** Work order **
Below are some records; output exactly the lines from the line with "What data populates" to the line with "Output a JSON", both ends kept, and nothing more.

(Data about app and page elements)
━━━━━━━━
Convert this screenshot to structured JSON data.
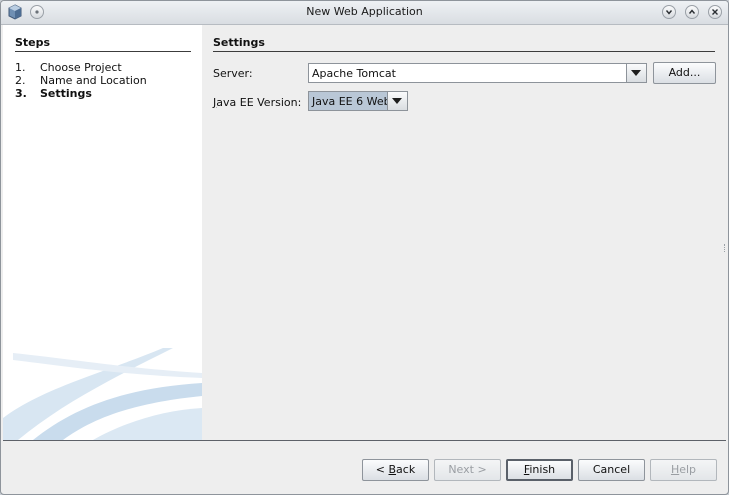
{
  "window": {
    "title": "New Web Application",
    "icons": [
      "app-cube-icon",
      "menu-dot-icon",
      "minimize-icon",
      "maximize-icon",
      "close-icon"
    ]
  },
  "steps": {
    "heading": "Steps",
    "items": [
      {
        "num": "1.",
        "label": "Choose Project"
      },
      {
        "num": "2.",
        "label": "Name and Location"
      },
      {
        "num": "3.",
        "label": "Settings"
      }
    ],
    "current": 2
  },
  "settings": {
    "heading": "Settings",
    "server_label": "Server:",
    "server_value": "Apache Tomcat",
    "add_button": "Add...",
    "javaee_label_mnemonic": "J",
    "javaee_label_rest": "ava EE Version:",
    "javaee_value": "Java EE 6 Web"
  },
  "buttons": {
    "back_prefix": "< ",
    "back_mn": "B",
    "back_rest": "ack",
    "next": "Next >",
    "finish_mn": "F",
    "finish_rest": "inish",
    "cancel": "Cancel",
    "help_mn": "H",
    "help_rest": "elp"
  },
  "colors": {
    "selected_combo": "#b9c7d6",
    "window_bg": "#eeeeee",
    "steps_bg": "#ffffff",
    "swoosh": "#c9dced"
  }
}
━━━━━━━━
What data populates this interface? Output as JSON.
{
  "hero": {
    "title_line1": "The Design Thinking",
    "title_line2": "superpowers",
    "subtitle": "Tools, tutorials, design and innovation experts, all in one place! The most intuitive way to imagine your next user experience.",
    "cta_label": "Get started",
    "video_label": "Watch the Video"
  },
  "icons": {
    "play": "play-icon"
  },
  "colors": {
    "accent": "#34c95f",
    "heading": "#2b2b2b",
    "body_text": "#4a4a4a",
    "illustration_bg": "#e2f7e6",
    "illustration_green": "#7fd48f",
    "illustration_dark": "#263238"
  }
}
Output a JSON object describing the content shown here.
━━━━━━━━
** Solution below **
What data populates this interface? Output as JSON.
{
  "hero": {
    "title_line1": "The Design Thinking",
    "title_line2": "superpowers",
    "subtitle": "Tools, tutorials, design and innovation experts, all in one place! The most intuitive way to imagine your next user experience.",
    "cta_label": "Get started",
    "video_label": "Watch the Video"
  },
  "icons": {
    "play": "play-icon"
  },
  "colors": {
    "accent": "#34c95f",
    "heading": "#2b2b2b",
    "body_text": "#4a4a4a",
    "illustration_bg": "#e2f7e6",
    "illustration_green": "#7fd48f",
    "illustration_dark": "#263238"
  }
}
Output a JSON object describing the content shown here.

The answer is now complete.